Instructions for the task
Every line below that holds the string "Privacy" should be copied out.

Data

........

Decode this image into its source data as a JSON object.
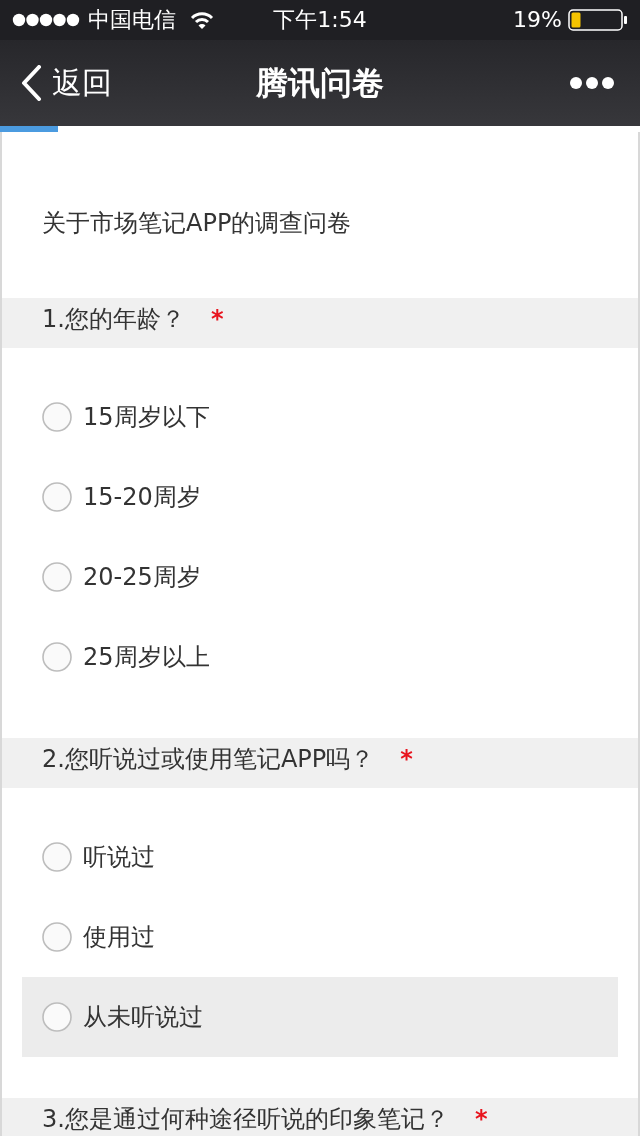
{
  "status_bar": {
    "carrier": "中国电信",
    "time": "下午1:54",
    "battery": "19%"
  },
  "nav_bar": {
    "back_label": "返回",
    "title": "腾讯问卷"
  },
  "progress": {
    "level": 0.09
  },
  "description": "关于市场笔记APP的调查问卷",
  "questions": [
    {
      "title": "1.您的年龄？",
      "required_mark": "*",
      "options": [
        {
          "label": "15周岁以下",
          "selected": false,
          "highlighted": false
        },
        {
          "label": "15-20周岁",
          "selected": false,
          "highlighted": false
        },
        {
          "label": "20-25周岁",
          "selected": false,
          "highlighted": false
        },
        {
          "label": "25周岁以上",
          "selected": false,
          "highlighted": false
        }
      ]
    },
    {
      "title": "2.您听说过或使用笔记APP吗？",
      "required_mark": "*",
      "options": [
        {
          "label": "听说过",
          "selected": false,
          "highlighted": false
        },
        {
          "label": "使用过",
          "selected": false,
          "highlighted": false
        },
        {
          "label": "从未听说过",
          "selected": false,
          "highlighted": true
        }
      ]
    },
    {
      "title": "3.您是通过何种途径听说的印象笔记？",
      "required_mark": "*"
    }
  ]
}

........

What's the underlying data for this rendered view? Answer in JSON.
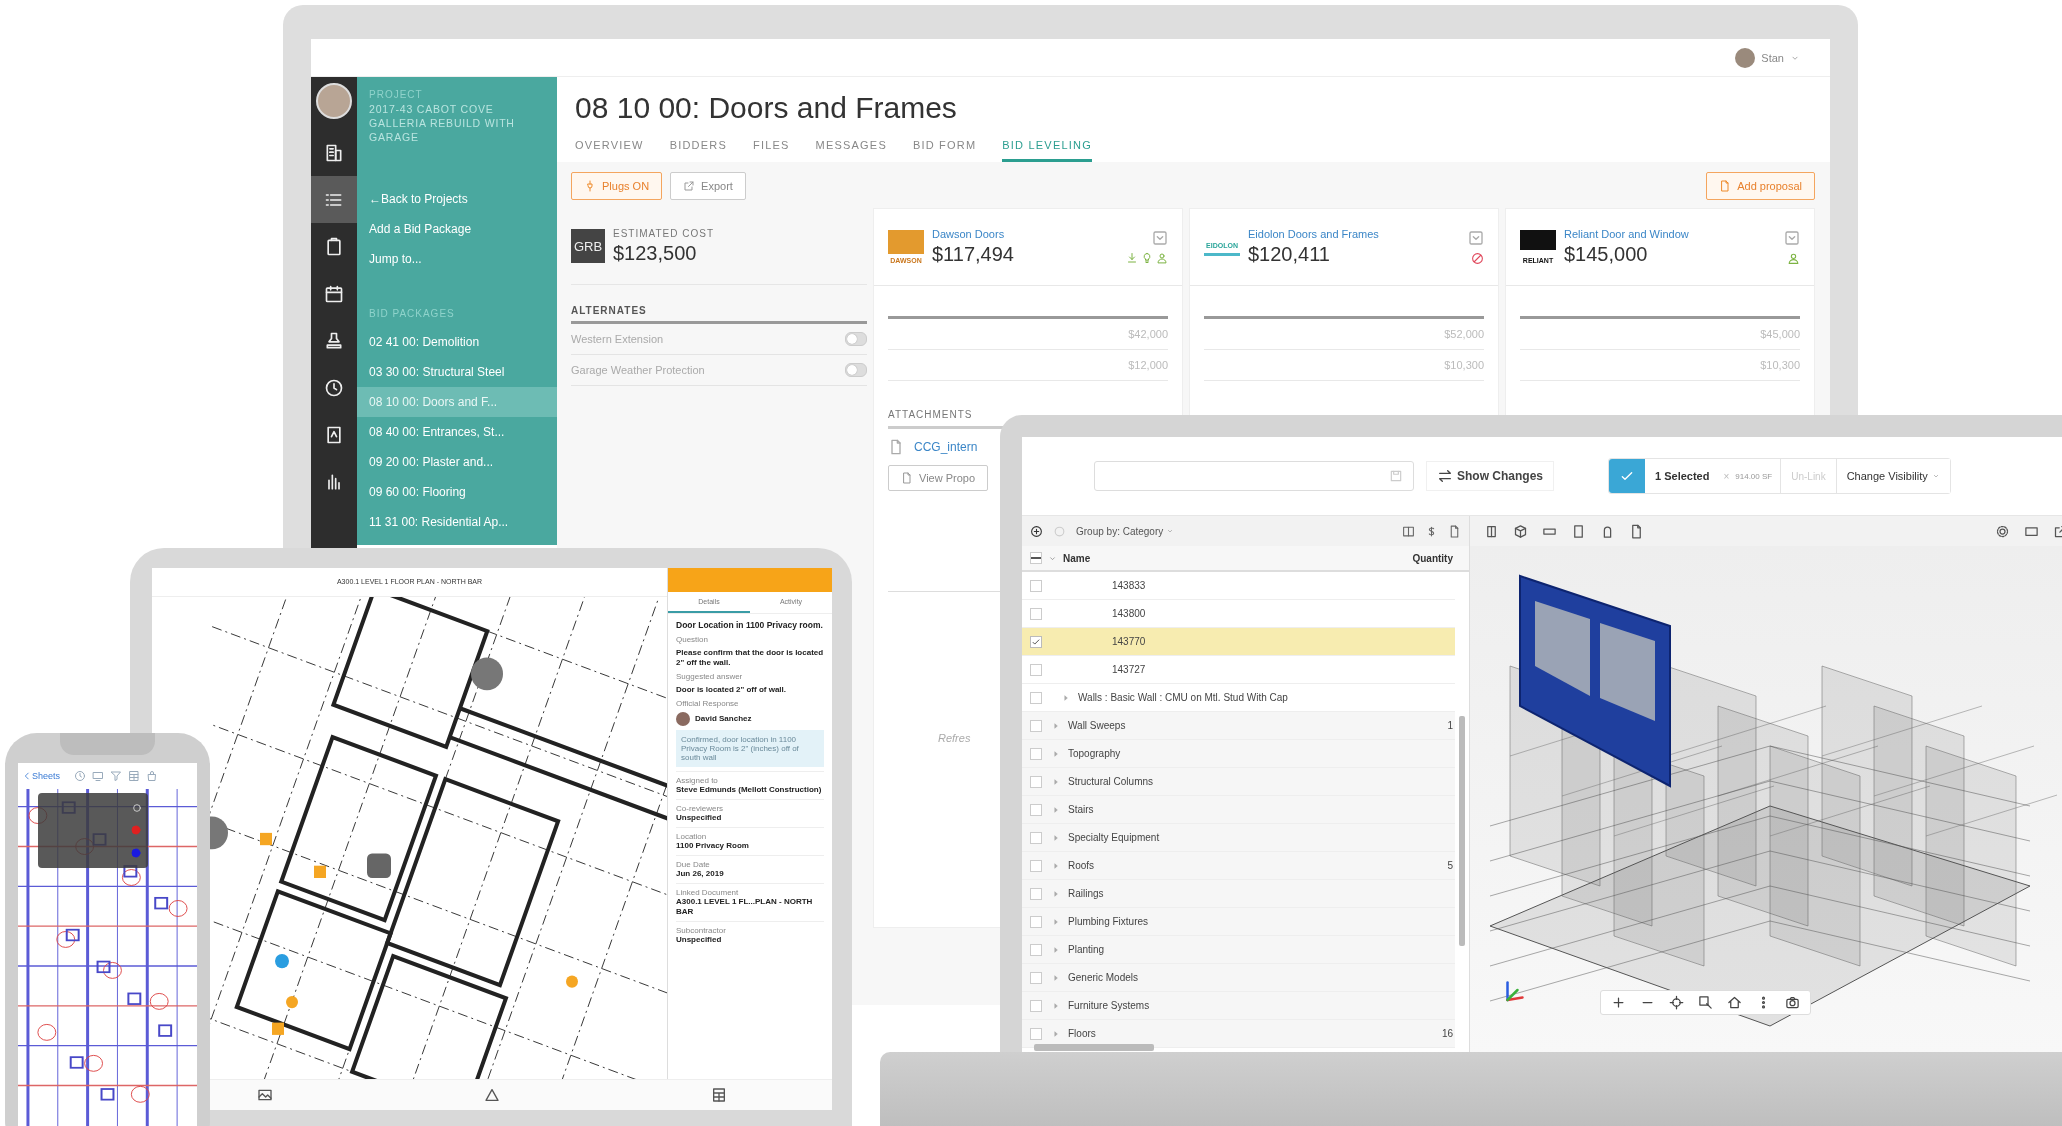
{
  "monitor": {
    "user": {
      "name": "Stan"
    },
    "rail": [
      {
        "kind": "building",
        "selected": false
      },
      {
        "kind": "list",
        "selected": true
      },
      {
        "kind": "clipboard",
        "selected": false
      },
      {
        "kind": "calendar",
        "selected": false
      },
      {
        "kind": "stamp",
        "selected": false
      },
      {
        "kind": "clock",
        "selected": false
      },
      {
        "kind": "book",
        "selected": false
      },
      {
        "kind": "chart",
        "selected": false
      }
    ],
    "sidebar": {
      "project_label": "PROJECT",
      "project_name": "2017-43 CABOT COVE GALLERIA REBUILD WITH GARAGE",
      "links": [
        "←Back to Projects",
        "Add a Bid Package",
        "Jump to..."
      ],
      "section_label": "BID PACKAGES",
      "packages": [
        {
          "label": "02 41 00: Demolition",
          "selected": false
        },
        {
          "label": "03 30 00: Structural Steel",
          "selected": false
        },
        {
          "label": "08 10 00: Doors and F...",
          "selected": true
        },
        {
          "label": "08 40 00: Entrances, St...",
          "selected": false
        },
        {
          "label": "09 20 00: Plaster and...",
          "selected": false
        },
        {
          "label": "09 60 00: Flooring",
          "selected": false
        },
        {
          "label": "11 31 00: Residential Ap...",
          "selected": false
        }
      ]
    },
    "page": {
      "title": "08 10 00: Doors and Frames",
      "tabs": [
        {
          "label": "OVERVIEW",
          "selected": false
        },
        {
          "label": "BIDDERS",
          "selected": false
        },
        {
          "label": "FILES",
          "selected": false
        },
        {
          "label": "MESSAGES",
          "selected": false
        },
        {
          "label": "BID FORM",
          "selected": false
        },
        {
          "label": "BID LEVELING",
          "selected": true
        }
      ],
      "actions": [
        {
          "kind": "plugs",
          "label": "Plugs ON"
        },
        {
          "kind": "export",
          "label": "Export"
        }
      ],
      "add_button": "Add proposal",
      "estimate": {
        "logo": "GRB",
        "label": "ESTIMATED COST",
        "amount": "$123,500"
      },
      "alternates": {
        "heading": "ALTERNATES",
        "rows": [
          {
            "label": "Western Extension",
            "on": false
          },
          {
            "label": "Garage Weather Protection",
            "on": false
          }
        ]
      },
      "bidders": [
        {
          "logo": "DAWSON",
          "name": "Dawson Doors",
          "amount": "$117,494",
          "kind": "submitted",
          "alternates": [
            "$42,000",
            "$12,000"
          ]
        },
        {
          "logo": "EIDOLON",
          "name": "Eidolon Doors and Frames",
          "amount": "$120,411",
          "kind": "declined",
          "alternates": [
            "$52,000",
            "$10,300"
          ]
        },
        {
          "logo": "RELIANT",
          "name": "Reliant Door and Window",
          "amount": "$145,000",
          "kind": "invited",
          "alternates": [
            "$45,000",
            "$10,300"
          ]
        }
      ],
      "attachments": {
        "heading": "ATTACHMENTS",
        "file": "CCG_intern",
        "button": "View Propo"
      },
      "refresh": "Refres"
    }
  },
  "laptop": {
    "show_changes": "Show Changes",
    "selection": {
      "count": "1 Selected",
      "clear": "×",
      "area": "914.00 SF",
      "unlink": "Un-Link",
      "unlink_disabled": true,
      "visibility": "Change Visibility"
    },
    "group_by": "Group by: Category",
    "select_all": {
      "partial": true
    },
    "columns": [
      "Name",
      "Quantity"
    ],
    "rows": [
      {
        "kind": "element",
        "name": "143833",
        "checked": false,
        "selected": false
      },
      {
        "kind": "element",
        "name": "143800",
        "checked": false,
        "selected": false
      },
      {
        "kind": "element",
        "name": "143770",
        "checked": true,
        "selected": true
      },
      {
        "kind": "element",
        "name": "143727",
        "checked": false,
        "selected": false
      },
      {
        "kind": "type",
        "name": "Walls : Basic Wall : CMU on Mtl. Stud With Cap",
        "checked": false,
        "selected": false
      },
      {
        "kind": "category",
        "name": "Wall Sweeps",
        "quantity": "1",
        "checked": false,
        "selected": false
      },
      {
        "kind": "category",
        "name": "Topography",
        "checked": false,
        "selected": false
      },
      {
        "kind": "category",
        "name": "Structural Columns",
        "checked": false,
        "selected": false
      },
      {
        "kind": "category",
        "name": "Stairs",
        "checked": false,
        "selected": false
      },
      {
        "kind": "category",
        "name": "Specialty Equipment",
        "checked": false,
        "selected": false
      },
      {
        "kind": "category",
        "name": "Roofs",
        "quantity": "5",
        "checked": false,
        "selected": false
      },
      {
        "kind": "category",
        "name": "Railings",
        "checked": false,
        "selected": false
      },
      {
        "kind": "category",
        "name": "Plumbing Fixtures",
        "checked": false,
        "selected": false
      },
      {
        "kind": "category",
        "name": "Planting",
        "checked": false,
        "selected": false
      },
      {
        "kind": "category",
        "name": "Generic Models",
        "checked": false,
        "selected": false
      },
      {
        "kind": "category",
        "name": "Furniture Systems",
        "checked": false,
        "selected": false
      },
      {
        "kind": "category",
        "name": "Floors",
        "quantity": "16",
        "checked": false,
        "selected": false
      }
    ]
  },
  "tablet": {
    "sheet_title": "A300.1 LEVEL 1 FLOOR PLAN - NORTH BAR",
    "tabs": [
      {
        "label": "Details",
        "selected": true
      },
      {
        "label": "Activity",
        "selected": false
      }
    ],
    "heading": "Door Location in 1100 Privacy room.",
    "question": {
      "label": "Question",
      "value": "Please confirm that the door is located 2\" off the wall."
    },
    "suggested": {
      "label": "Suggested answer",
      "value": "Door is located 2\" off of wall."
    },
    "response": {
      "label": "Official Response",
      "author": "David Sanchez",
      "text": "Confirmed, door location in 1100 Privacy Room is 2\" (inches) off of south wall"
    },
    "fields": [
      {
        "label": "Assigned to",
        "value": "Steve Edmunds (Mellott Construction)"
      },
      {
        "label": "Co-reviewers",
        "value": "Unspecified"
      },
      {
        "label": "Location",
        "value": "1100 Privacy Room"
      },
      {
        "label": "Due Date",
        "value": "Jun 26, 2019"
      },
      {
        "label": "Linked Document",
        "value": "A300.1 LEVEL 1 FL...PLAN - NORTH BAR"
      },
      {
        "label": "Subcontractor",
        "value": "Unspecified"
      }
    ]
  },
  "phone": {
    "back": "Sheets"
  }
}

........

Answer to this problem
    "heading": "Door Location in 1100 Privacy room.",
      "text": "Confirmed, door location in 1100 Privacy Room is 2\" (inches) off of south wall"
        "value": "1100 Privacy Room"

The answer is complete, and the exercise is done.